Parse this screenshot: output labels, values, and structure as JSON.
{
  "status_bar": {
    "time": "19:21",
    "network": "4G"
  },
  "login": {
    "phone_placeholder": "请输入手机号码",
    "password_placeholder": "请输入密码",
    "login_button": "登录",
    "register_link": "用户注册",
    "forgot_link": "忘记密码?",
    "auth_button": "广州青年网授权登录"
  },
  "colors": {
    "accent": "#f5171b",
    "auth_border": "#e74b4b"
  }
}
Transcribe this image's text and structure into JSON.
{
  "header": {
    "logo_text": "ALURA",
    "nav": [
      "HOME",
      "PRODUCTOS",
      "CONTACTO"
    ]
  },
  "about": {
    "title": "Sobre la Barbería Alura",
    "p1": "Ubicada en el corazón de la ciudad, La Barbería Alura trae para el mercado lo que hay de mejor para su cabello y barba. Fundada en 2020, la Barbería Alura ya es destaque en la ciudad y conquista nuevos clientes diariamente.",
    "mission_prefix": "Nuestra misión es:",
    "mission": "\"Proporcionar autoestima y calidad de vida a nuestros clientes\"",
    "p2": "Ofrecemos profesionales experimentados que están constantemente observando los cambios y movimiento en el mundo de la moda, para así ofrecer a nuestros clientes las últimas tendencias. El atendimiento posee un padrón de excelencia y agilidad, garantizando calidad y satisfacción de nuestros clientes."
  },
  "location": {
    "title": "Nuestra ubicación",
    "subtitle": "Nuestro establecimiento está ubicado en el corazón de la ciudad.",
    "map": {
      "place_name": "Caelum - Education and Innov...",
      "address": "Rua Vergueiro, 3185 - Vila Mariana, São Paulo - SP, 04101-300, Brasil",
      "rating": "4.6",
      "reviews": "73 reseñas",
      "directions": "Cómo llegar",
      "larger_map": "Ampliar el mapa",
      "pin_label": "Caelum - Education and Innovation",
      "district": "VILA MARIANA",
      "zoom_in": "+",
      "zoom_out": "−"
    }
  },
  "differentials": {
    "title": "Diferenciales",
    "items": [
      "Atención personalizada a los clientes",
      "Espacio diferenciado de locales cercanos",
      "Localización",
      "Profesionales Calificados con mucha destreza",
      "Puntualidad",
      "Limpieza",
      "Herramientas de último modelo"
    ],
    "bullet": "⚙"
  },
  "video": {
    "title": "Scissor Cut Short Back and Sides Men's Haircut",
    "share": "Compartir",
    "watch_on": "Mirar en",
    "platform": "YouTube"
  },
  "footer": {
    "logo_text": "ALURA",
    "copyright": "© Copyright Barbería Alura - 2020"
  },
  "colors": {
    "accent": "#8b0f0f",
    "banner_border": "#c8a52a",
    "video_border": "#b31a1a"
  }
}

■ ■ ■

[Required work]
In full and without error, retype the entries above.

[Answer for the task]
Parse this screenshot: output labels, values, and structure as JSON.
{
  "status_bar": {
    "time": "19:21",
    "network": "4G"
  },
  "login": {
    "phone_placeholder": "请输入手机号码",
    "password_placeholder": "请输入密码",
    "login_button": "登录",
    "register_link": "用户注册",
    "forgot_link": "忘记密码?",
    "auth_button": "广州青年网授权登录"
  },
  "colors": {
    "accent": "#f5171b",
    "auth_border": "#e74b4b"
  }
}
Transcribe this image's text and structure into JSON.
{
  "header": {
    "logo_text": "ALURA",
    "nav": [
      "HOME",
      "PRODUCTOS",
      "CONTACTO"
    ]
  },
  "about": {
    "title": "Sobre la Barbería Alura",
    "p1": "Ubicada en el corazón de la ciudad, La Barbería Alura trae para el mercado lo que hay de mejor para su cabello y barba. Fundada en 2020, la Barbería Alura ya es destaque en la ciudad y conquista nuevos clientes diariamente.",
    "mission_prefix": "Nuestra misión es:",
    "mission": "\"Proporcionar autoestima y calidad de vida a nuestros clientes\"",
    "p2": "Ofrecemos profesionales experimentados que están constantemente observando los cambios y movimiento en el mundo de la moda, para así ofrecer a nuestros clientes las últimas tendencias. El atendimiento posee un padrón de excelencia y agilidad, garantizando calidad y satisfacción de nuestros clientes."
  },
  "location": {
    "title": "Nuestra ubicación",
    "subtitle": "Nuestro establecimiento está ubicado en el corazón de la ciudad.",
    "map": {
      "place_name": "Caelum - Education and Innov...",
      "address": "Rua Vergueiro, 3185 - Vila Mariana, São Paulo - SP, 04101-300, Brasil",
      "rating": "4.6",
      "reviews": "73 reseñas",
      "directions": "Cómo llegar",
      "larger_map": "Ampliar el mapa",
      "pin_label": "Caelum - Education and Innovation",
      "district": "VILA MARIANA",
      "zoom_in": "+",
      "zoom_out": "−"
    }
  },
  "differentials": {
    "title": "Diferenciales",
    "items": [
      "Atención personalizada a los clientes",
      "Espacio diferenciado de locales cercanos",
      "Localización",
      "Profesionales Calificados con mucha destreza",
      "Puntualidad",
      "Limpieza",
      "Herramientas de último modelo"
    ],
    "bullet": "⚙"
  },
  "video": {
    "title": "Scissor Cut Short Back and Sides Men's Haircut",
    "share": "Compartir",
    "watch_on": "Mirar en",
    "platform": "YouTube"
  },
  "footer": {
    "logo_text": "ALURA",
    "copyright": "© Copyright Barbería Alura - 2020"
  },
  "colors": {
    "accent": "#8b0f0f",
    "banner_border": "#c8a52a",
    "video_border": "#b31a1a"
  }
}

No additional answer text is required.